Stabilize pitching after the check:
The goal here is to make sure that the wing is not surging or in a situation where it might surge ahead of the pilot during or just after the turn. In a sense, this is simply a brief moment of kiting after the check where the pilot synchronizes with what the glider is doing. In some situations, this can be a split second. For example, the wing came up quickly in a light wind, and the pilot checked it hard with the C-risers. The wing stopped overhead perfectly, and it is not moving. The pilot will not have issues rotation forward with this, well handled, lift.
In some situations (mostly in light winds when the wing does not come up fast), it requires the pilot to continue moving backwards for a couple of steps prior to the turn. A common issue in light winds is that pilots stop as they check the wing. They then turn forward, and in a light wind, the wing normally pitches forward as a result of the motion of the pilot stopping, and often the wing gets in front and collapses. This is where backing up helps the wing stabilize during the turn transition.
If the wing has been checked and is slightly back behind the pilot. It is better to release the check (brakes or C or D riser) while still facing the wing and back up but not turn until the wing is either back over head or has been checked again (if it surged upon the release).
While turning from reverse to forward, keep your attention on the wing. Even if the wing surges during the turn, you can feel it from the risers and brakes. If during the turn, something goes wrong and your control diminishes, you can still abort! The abort begins to get much trickier once you become airborne or are running fast, so at this point the stability should continue to be solid.
Launching and torpedo:

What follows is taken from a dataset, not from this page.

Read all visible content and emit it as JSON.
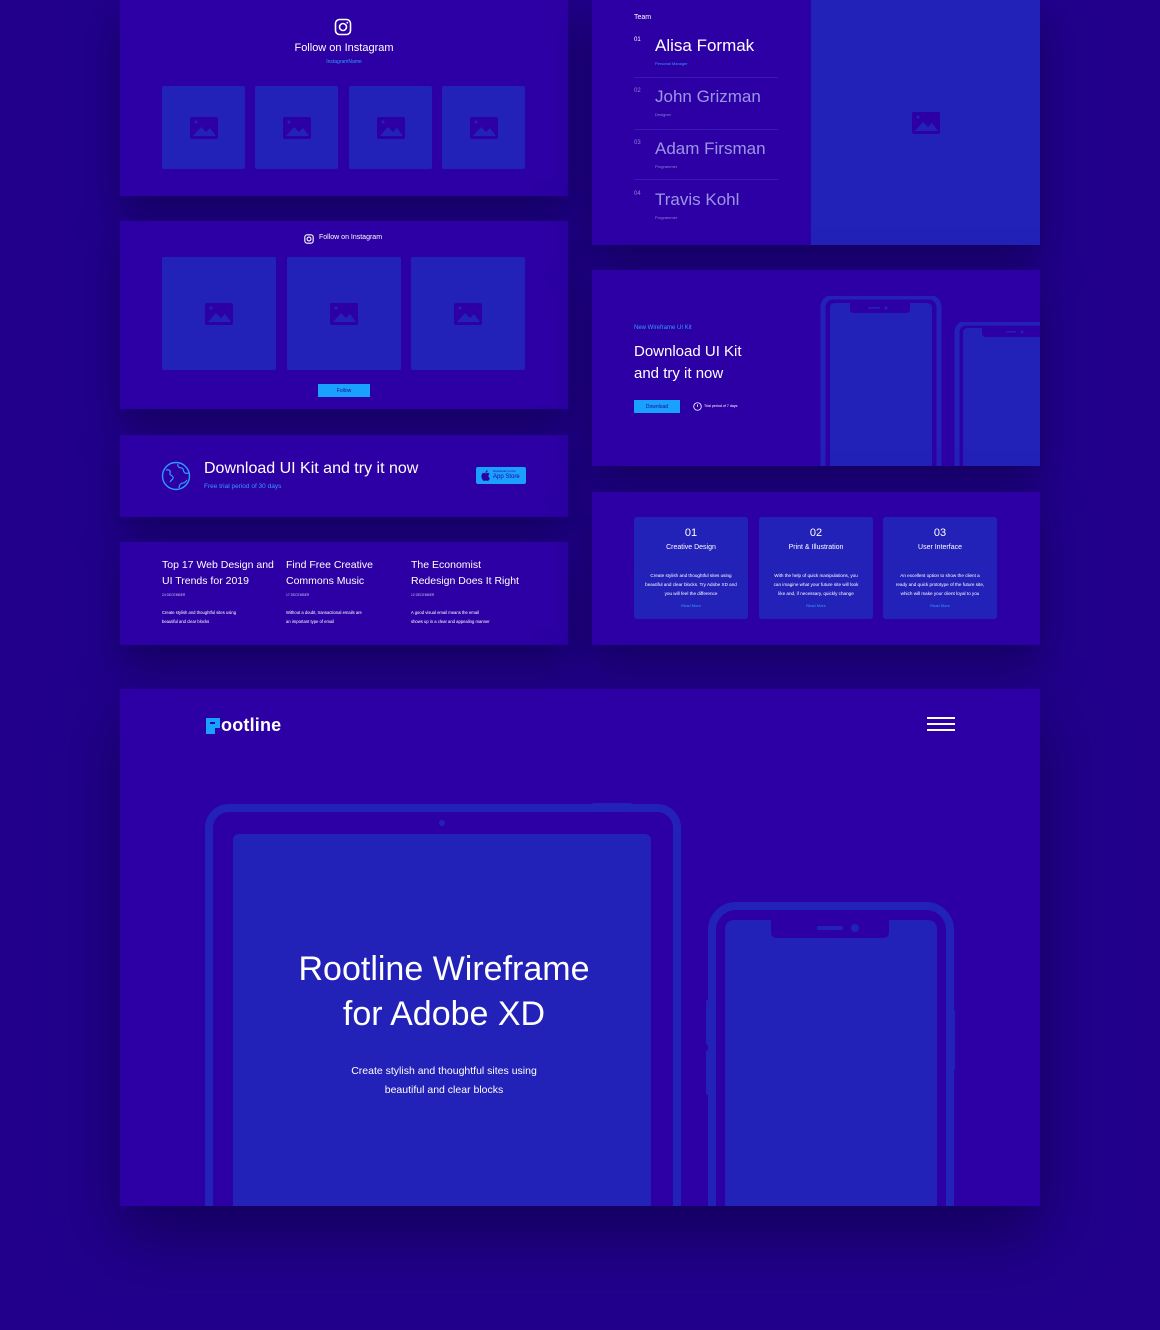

Pitch control needs to continue during the run. In light and steady winds, you can have your hands at or near trim to allow the glider to have more speed and achieve the best L/D speed that will get the wing away from the ground. Keeping some brakes on during the run will help stabilize the wing on steeper launches or when there is more active air. Keep in mind that brakes pulled to around shoulder height help make the wing more resistant to collapse.
If you have the brakes pulled a bit more during the start of the run, avoid letting the brakes up quickly. This can cause the wing to surge in front of you. Instead, if you want to get closer to Best L/D (i.e., trim speed), make sure you let the brakes up smoothly as you accelerate.
The torpedo position helps with much of the above. In a good torpedo, the hands are free to keep a light touch that allows more feel for what the brakes are doing. It is hard to hold the brakes up near the pulleys when the pilot is upright and not in the “bent at the hips” position that is key to the torpedo launch.
The launch is not finished until the pilot is well away from the ground. Make sure this has been achieved before trying to get seated fully in your harness. The glider can be flown while the pilot remains in a torpedo or in an upright, running position, but the attention should be on the feel of the brakes and awareness of the glider’s pitching movements. Whatever technique you use, keep your legs down and at the ready to run should the glider come back down after leaving the ground.
Keep an abort at the ready and the pitching steady in your launches and you will be the one in control of your safety.